NEW YORK — One of the reasons I wanted to work at The Packer is because the focus on fruits and vegetables aligns with my passion for food and health.
That focus seems to be a career benefit also shared by Maria Wieloch, senior category manager of fruit, vegetables and flowers at ICA Gruppen in Helsingborg, Sweden. She gave a talk Dec. 11 at the Global Trade Symposium, part of the four-day New York Produce Show and Conference in Manhattan.
ICA is Sweden’s largest supermarket chain, where Wieloch created several commercial initiatives to encourage children and adults to eat more healthfully, especially during candy-intense holidays, such as Halloween and Easter. Yes, Sweden recently started celebrating Halloween too.
The small country has other similarities to the U.S. — less desirable ones: Rising obesity and too little fresh produce in the average diet.
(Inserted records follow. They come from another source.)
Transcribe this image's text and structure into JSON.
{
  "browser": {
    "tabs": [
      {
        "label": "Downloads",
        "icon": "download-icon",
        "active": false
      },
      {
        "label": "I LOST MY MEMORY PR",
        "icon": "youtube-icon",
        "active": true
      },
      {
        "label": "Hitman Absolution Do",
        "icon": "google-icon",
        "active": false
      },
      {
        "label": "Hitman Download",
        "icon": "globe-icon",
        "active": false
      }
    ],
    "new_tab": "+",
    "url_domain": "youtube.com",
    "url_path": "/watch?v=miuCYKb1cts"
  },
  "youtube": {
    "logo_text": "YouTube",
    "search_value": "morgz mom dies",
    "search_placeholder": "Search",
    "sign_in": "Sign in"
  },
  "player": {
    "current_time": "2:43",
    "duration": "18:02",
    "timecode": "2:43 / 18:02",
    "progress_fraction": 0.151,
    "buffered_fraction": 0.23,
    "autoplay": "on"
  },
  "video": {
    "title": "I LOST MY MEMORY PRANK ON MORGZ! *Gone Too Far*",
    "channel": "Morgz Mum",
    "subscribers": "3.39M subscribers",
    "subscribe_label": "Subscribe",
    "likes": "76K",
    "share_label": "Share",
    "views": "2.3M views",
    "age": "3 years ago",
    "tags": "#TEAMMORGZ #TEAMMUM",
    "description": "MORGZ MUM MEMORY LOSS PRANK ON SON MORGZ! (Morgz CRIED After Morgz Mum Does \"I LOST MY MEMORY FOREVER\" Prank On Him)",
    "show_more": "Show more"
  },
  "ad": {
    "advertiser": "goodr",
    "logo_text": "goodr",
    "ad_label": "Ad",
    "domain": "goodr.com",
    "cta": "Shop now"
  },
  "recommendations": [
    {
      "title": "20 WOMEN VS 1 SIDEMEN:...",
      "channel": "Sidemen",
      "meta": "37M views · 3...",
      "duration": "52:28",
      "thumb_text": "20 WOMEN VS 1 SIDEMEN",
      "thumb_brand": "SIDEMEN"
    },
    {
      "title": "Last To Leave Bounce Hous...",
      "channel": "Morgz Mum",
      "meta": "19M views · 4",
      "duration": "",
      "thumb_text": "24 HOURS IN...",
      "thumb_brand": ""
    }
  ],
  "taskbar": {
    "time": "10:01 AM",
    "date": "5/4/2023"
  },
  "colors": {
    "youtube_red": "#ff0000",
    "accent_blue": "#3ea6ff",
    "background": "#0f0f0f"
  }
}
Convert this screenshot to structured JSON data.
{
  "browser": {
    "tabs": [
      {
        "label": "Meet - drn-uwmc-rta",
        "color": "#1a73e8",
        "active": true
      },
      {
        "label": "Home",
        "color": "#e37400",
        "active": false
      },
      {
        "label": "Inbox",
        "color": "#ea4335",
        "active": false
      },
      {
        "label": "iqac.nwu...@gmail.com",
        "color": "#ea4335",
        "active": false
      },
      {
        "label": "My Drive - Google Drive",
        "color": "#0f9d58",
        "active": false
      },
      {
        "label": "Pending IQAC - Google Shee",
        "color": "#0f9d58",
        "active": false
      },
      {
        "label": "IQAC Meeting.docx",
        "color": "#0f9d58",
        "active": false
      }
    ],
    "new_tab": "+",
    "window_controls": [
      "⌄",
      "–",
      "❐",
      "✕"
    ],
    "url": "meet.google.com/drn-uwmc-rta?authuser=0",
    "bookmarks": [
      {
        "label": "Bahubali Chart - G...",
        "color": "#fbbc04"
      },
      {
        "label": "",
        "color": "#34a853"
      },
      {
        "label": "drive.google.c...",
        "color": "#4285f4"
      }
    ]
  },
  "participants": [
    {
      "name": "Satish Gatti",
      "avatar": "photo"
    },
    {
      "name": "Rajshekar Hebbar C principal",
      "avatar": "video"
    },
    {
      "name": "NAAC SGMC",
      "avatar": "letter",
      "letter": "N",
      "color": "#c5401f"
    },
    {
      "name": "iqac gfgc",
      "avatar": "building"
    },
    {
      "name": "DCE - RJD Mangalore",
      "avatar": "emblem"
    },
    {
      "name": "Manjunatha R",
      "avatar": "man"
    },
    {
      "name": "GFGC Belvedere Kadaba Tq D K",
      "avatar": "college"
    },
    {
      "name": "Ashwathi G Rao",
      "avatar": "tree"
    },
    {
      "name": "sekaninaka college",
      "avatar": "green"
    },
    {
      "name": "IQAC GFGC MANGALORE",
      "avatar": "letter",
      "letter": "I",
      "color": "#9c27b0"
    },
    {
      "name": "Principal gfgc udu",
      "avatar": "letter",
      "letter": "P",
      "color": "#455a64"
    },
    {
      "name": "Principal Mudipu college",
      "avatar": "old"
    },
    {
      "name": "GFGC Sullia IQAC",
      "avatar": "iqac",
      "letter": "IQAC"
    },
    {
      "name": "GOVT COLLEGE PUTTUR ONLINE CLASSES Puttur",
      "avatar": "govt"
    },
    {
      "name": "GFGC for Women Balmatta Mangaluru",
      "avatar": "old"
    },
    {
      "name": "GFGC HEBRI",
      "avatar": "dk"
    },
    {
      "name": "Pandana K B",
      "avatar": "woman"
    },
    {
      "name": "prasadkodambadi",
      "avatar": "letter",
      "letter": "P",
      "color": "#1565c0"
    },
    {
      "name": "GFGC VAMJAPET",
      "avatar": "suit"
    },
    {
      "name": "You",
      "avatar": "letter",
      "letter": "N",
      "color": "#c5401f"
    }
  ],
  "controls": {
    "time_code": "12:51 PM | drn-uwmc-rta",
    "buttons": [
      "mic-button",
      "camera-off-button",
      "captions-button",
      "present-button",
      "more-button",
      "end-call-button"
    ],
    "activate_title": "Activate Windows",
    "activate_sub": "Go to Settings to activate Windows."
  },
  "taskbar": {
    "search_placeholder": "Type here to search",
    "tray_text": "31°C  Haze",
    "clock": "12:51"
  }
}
Swedish people eat an average of 360 of the recommended 500 grams of fresh fruits and vegetables a day, she said. In the U.S., one in 10 Americans eats the daily recommended 3½ to 5 cups of fruits and vegetables, according to the Centers for Disease Control and Prevention.
My trade publication’s indirect focus on wellness doesn’t encourage readers to obsess about weight and appearance like many consumer publications do. That type of media promotes a dangerous diet culture that can do more harm than good. Don’t get me wrong; I’ve tried my share of crazy diets.
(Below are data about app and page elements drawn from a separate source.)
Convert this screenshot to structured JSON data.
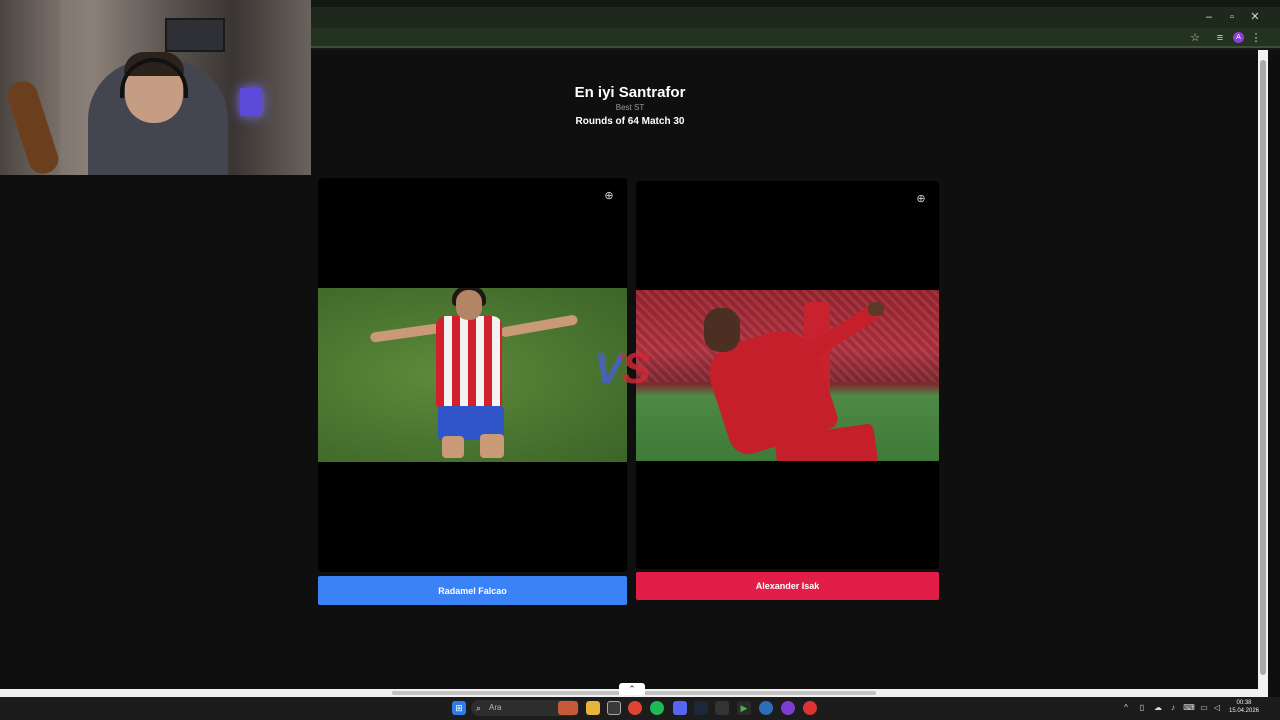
{
  "browser": {
    "window_controls": {
      "minimize": "–",
      "restore": "▫",
      "close": "✕"
    }
  },
  "page": {
    "title": "En iyi Santrafor",
    "subtitle": "Best ST",
    "round_info": "Rounds of 64 Match 30",
    "vs_text": "VS"
  },
  "matchup": {
    "left": {
      "name": "Radamel Falcao",
      "button_color": "#3b82f6"
    },
    "right": {
      "name": "Alexander Isak",
      "button_color": "#e11d48"
    }
  },
  "icons": {
    "zoom": "zoom-in-icon",
    "star": "star-icon",
    "profile_initial": "A"
  },
  "taskbar": {
    "search_placeholder": "Ara",
    "time": "00:38",
    "date": "15.04.2026"
  }
}
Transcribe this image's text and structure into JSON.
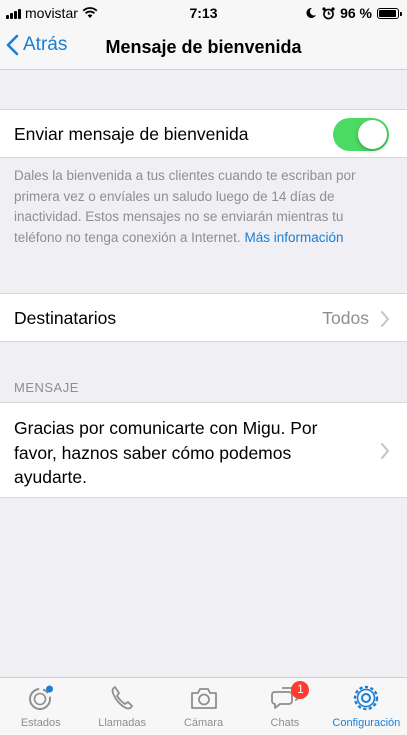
{
  "status_bar": {
    "carrier": "movistar",
    "time": "7:13",
    "battery": "96 %",
    "battery_level": 0.96
  },
  "nav": {
    "back_label": "Atrás",
    "title": "Mensaje de bienvenida"
  },
  "greeting_toggle": {
    "label": "Enviar mensaje de bienvenida",
    "enabled": true
  },
  "footer_note": {
    "text": "Dales la bienvenida a tus clientes cuando te escriban por primera vez o envíales un saludo luego de 14 días de inactividad. Estos mensajes no se enviarán mientras tu teléfono no tenga conexión a Internet.",
    "link": "Más información"
  },
  "recipients": {
    "label": "Destinatarios",
    "value": "Todos"
  },
  "message_section": {
    "header": "MENSAJE",
    "text": "Gracias por comunicarte con Migu. Por favor, haznos saber cómo podemos ayudarte."
  },
  "tabs": [
    {
      "label": "Estados",
      "icon": "status-icon"
    },
    {
      "label": "Llamadas",
      "icon": "phone-icon"
    },
    {
      "label": "Cámara",
      "icon": "camera-icon"
    },
    {
      "label": "Chats",
      "icon": "chats-icon",
      "badge": "1"
    },
    {
      "label": "Configuración",
      "icon": "settings-icon",
      "active": true
    }
  ],
  "colors": {
    "accent": "#1a7fd4",
    "toggle_on": "#4cd964",
    "badge": "#ff3b30"
  }
}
But by focusing on eating more color, like one of my favorite social media hashtags, #eattherainbow, suggests, we can improve our health beyond the cosmetic. It’s common knowledge that eating more produce prevents and alleviates illness, extends life and improves the quality of that life.
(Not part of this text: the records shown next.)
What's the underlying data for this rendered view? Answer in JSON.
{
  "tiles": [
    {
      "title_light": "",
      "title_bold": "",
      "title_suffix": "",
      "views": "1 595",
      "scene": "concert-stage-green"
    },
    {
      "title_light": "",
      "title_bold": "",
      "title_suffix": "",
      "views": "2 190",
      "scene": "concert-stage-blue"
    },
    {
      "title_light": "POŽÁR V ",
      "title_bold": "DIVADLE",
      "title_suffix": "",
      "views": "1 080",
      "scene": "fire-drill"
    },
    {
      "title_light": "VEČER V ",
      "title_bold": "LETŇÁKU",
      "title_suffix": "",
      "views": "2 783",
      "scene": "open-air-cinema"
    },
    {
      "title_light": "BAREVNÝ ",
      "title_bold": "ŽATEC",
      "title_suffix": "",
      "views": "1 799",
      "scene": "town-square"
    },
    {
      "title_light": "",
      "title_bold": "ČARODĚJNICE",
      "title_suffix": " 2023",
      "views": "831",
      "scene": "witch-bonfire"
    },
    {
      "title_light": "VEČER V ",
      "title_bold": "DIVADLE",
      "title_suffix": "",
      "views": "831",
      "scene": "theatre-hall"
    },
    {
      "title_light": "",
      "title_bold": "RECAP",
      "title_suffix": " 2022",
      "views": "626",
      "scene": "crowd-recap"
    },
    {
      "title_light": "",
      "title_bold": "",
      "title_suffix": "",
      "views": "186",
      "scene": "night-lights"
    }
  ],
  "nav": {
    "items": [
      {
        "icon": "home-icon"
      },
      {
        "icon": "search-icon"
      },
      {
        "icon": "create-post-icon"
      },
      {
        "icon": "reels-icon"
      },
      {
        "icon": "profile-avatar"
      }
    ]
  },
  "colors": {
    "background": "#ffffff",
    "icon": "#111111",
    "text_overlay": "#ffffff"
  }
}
Plus, fresh fruits and vegetables really pop on Instagram. (Yes, I’m one of those people.)
I feel good about sharing how industry leaders like Wieloch conjure creative marketing campaigns geared toward children. Her Halloween rebranding of fresh produce was delightful.
Plums were Clown Noses. Purple potatoes were Spider Bodies. Blueberries were Witch Warts. My favorite? Chocolate-flavored dates were Monster Poo. That one didn’t fly, for obvious reasons, but it still tickles the kid in me.
Also, we can help the fresh produce industry succeed by engaging and informing our readership on what’s happening with fresh fruits and vegetables from the point of harvest to the point it lands on shelves and menus.
The end result of success? More consumption of produce, which means a healthier population.
Amy Sowder is The Packer’s Northeast editor. E-mail her at firstname.lastname@example.org.